5. The Particular plugin can emit particles from a light. So now, let's create a point light, position it on the engine null, and parent it to that null. The easiest way to do this is to copy the unparented coordinates of the null to it.
6. Name this light Emitter 1, and create a solid layer with the Particular plugin applied to it to create some smoke. This is a whole chapter in itself, so to keep from going on a tangent, just search how to create smoke with particular on Google. Then, for the emitter type, use light.
The result should look similar to what is shown in the following screenshot:

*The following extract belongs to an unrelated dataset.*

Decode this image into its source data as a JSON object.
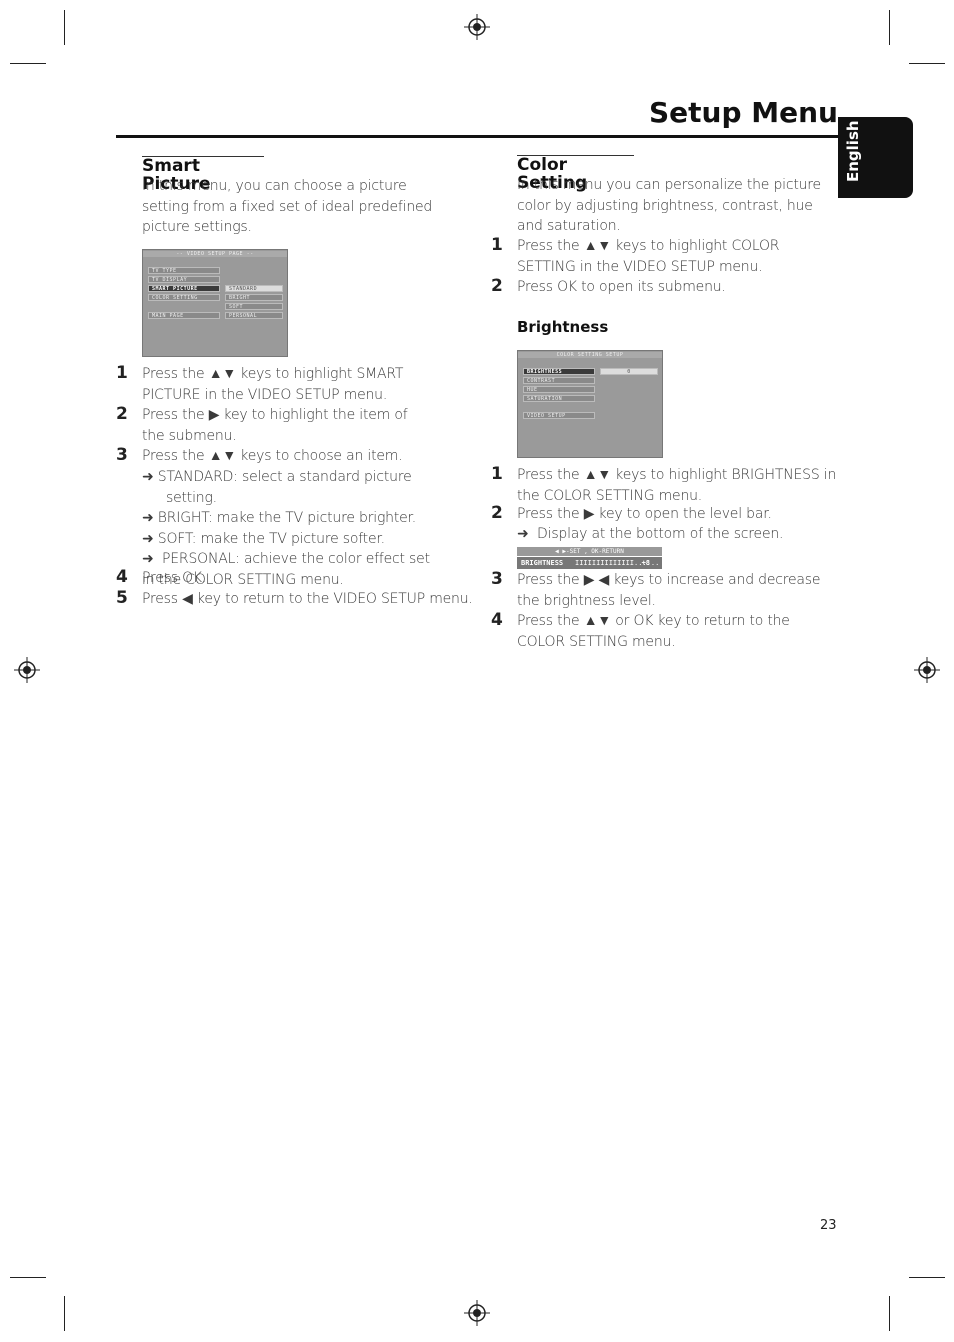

Pretty cool right? We've got a big problem though. Earlier in the timeline (where our jet has the engine hidden by the cabin), the smoke is on top! We can fix this with a world position matte.

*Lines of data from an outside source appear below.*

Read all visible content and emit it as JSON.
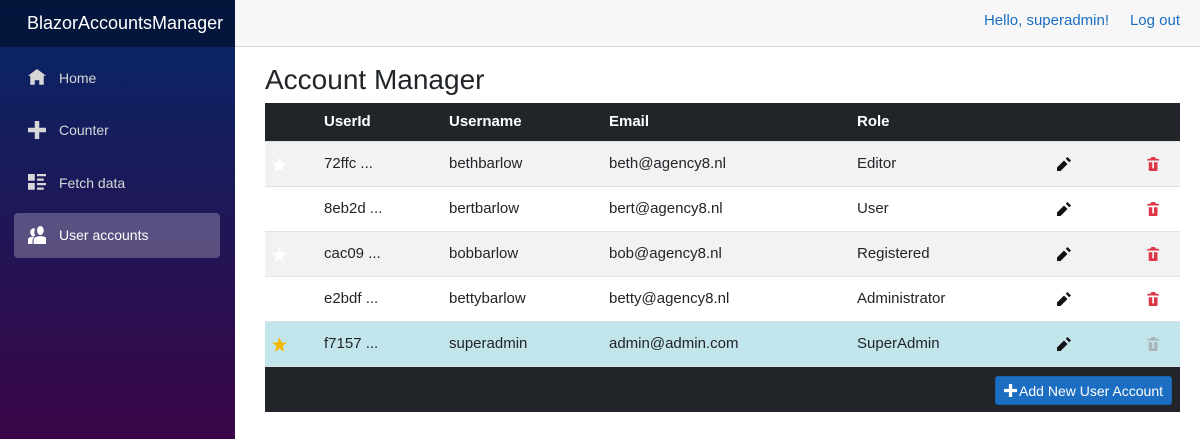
{
  "app": {
    "brand": "BlazorAccountsManager"
  },
  "nav": {
    "items": [
      {
        "label": "Home",
        "icon": "home-icon",
        "active": false
      },
      {
        "label": "Counter",
        "icon": "plus-icon",
        "active": false
      },
      {
        "label": "Fetch data",
        "icon": "list-rich-icon",
        "active": false
      },
      {
        "label": "User accounts",
        "icon": "people-icon",
        "active": true
      }
    ]
  },
  "topbar": {
    "greeting": "Hello, superadmin!",
    "logout": "Log out"
  },
  "page": {
    "title": "Account Manager"
  },
  "table": {
    "headers": {
      "star": "",
      "userid": "UserId",
      "username": "Username",
      "email": "Email",
      "role": "Role"
    },
    "rows": [
      {
        "userid": "72ffc ...",
        "username": "bethbarlow",
        "email": "beth@agency8.nl",
        "role": "Editor",
        "current": false
      },
      {
        "userid": "8eb2d ...",
        "username": "bertbarlow",
        "email": "bert@agency8.nl",
        "role": "User",
        "current": false
      },
      {
        "userid": "cac09 ...",
        "username": "bobbarlow",
        "email": "bob@agency8.nl",
        "role": "Registered",
        "current": false
      },
      {
        "userid": "e2bdf ...",
        "username": "bettybarlow",
        "email": "betty@agency8.nl",
        "role": "Administrator",
        "current": false
      },
      {
        "userid": "f7157 ...",
        "username": "superadmin",
        "email": "admin@admin.com",
        "role": "SuperAdmin",
        "current": true
      }
    ],
    "add_button": "Add New User Account"
  },
  "colors": {
    "star_active": "#f5b800",
    "star_inactive": "#ffffff",
    "delete": "#dc3545",
    "delete_disabled": "#a9b4b8",
    "accent": "#1b6ec2"
  }
}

World position mattes
The world position map lets us create a matte based on the coordinates of the object. So, once we set it up, we can make the far wing appear black, and the cabin and the foreground wing appear white. Apply this to the smoke layer, and it will accurately mask it over time to make the smoke only appears where appropriate for our perspective! These mattes are quite versatile and very handy.
1. First, duplicate your Element layer and move it directly above the smoke layer.

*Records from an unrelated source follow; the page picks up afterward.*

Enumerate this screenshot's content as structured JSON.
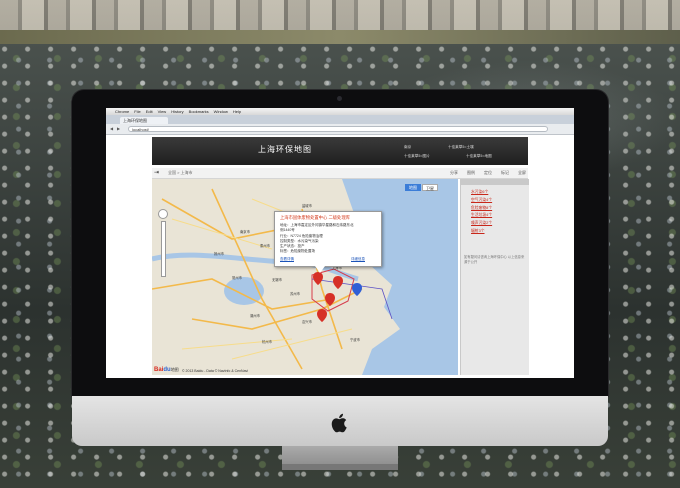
{
  "browser": {
    "menu_items": [
      "Chrome",
      "File",
      "Edit",
      "View",
      "History",
      "Bookmarks",
      "Window",
      "Help"
    ],
    "tab_title": "上海环保地图",
    "url": "localhost/"
  },
  "site": {
    "title": "上海环保地图",
    "header_info": [
      "南京",
      "十佳莱草5=土壤",
      "十佳莱草5=图片",
      "十佳莱草5=地图"
    ],
    "breadcrumb": "全国 > 上海市",
    "toolbar": [
      "分享",
      "图例",
      "定位",
      "标记",
      "全屏"
    ]
  },
  "map": {
    "type_buttons": {
      "active": "地图",
      "inactive": "卫星"
    },
    "popup": {
      "title": "上海市固体废物处置中心 二级处理库",
      "lines": [
        "地址：上海市嘉定区外冈镇华星路和石纬路东北",
        "侧1440号",
        "行业：N7724 危险废物治理",
        "控制类型：水污染气污染",
        "生产状态：投产",
        "标签：危险废物处置场"
      ],
      "link_left": "查看详情",
      "link_right": "详细信息"
    },
    "logo": {
      "bai": "Bai",
      "du": "du",
      "suffix": "地图"
    },
    "copyright": "© 2013 Baidu - Data © NavInfo & CenNavi",
    "cities": [
      "南京市",
      "盐城市",
      "泰州市",
      "扬州市",
      "无锡市",
      "苏州市",
      "常州市",
      "上海市",
      "嘉兴市",
      "湖州市",
      "杭州市",
      "宁波市"
    ],
    "markers": [
      {
        "label": "marker-red",
        "color": "#d63027"
      },
      {
        "label": "marker-blue",
        "color": "#2f5fd6"
      }
    ]
  },
  "panel": {
    "links": [
      "水污染6个",
      "空气污染4个",
      "危险废物8个",
      "生活垃圾4个",
      "噪声污染2个",
      "辐射3个"
    ],
    "note": "如有疑问请咨询上海环保中心 以上信息来源于公开"
  },
  "colors": {
    "header_bg": "#2b2b2b",
    "link_red": "#c8271a",
    "map_active": "#3b7dd8"
  }
}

2. On this second Element layer, open the Output twirly on the Element plugin. Play with these settings and experiment! For this scene, the settings should look like the following screenshot:
3. Set the track matte for your smoke layer to Luma Matte Inverted: Element 2.
Your smoke is even better! Now, time for the light attached to the engine to mimic fire.
4. Apply Optical Flares to a new layer (make the flare small and orange). It shouldn't be prominent. Remember, the best effects are the ones you don't notice!
5. Duplicate your world position matte Element layer and apply the duplicate as another Luma Matte Inverted to your flare layer. Now your smoke (and flares) appears at appropriate times.
6. We're almost done. Now to blend everything together a bit better, precomp everything.
7. Create an adjustment layer.
8. Add an Add Grain effect and apply the Tiffen DFX Film Stocks plugin. Choose your favorite film stock. To create the following screenshot, we used a Kodak Ektachrome look:
Adding color correction and grain on top of everything is an important step in compositing. Adding grain helps create consistent imperfections across your whole picture. A final pass of color correction can hide any slight imperfections, both of which help suspend disbelief.
Granted, this Ektachrome look is a bit severe. But hey, we like severe sometimes, so there we are! Finally, use your precomp layer to add a bit of camera shake when the impact happens and you have a pretty spiffy special effect in only a couple of hours!
The fully rendered animation (and project) is available as part of the downloadable content.
We learned some of the more advanced techniques (and some basic ones too) of Element 3D. Flying logos, extruded text, and match motioning live footage are all extremely useful tools in your toolbox. You're ready. Now, get out there, fiddle with Element, and get your "3Deity" on!
In the next chapter, we'll explore some closing thoughts and tips.